======== SOURCE MATERIAL

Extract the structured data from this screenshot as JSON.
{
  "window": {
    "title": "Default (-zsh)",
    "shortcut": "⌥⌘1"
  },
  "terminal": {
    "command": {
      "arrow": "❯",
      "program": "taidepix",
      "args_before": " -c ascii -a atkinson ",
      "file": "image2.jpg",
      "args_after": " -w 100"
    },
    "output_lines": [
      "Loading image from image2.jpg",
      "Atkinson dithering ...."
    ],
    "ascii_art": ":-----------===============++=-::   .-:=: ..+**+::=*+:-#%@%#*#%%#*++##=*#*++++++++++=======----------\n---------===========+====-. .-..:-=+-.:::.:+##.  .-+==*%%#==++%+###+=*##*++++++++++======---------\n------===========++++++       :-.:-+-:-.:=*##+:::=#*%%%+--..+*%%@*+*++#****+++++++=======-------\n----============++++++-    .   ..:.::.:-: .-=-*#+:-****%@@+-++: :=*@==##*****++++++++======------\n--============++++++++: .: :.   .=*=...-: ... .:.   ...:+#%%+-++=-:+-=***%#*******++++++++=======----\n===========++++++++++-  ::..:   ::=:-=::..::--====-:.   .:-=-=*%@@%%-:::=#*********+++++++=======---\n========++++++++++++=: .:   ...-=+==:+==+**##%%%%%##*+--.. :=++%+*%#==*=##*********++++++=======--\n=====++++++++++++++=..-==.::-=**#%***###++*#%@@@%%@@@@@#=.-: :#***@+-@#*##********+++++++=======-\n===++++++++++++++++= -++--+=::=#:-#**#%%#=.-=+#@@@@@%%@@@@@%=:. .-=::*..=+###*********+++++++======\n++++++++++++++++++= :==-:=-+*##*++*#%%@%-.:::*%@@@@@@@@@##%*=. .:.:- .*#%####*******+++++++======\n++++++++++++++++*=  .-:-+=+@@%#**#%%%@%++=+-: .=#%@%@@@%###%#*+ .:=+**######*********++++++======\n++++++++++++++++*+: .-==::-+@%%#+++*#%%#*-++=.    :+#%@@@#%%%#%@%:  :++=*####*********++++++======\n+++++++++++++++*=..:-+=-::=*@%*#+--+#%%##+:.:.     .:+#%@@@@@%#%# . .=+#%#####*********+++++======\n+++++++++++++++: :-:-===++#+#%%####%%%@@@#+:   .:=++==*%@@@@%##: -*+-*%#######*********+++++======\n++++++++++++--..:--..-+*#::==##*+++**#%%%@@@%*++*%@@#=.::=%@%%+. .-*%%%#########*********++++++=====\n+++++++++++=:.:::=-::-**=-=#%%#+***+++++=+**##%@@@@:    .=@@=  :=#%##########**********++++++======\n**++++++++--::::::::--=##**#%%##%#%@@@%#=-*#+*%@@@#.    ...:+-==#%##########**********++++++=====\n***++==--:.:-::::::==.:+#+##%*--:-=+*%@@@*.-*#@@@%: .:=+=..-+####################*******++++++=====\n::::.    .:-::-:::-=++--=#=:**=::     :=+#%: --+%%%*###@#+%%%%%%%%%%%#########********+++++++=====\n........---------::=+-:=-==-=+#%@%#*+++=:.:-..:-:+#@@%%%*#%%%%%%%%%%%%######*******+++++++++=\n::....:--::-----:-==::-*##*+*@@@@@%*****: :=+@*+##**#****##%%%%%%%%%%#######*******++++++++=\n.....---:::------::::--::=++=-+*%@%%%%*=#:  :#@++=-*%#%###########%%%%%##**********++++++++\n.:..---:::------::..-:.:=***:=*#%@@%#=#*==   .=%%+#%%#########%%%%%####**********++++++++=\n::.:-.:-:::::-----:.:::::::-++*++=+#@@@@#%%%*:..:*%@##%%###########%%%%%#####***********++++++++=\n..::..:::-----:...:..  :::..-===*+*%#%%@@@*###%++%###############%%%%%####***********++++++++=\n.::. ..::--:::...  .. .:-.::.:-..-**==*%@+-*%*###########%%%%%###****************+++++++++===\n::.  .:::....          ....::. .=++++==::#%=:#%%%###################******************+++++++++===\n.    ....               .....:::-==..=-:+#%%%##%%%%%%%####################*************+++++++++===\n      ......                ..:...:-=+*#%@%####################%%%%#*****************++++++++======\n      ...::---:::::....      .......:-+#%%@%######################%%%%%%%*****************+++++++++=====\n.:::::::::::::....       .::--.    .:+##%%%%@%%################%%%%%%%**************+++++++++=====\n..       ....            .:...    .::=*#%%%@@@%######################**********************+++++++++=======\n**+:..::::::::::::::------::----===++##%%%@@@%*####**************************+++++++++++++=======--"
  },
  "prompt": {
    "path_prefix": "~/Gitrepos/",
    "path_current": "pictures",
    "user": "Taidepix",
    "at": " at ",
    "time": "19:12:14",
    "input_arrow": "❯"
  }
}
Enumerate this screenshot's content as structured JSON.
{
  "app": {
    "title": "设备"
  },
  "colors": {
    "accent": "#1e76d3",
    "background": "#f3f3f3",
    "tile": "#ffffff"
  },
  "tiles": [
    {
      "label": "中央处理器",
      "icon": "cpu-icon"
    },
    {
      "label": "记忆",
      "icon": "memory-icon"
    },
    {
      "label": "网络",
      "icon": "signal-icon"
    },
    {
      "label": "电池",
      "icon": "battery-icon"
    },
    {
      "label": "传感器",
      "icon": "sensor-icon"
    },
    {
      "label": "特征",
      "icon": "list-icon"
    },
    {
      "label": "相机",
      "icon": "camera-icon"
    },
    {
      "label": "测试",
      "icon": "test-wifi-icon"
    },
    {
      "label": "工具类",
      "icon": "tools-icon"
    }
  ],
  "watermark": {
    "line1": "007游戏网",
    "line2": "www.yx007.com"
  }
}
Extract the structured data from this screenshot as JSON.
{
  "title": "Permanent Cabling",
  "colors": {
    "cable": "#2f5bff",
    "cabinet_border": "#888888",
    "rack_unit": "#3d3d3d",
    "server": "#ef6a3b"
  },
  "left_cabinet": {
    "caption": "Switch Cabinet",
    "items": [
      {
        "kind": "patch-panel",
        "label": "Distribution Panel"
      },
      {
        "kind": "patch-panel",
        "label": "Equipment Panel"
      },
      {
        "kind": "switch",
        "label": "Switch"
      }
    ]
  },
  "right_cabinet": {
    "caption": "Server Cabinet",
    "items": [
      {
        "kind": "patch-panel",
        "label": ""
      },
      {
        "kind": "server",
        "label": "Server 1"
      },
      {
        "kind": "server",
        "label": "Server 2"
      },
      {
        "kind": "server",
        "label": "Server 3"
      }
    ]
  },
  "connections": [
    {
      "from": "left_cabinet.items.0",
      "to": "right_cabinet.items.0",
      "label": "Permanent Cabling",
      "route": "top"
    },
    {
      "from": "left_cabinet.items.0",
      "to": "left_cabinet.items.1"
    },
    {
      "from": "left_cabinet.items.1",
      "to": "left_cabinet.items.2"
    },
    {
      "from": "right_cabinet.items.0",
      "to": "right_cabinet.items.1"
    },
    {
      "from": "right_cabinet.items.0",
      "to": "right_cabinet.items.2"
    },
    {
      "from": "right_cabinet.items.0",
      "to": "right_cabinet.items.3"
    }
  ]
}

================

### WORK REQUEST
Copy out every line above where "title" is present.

### TASK RESPONSE
    "title": "Default (-zsh)",
    "title": "设备"
  "title": "Permanent Cabling",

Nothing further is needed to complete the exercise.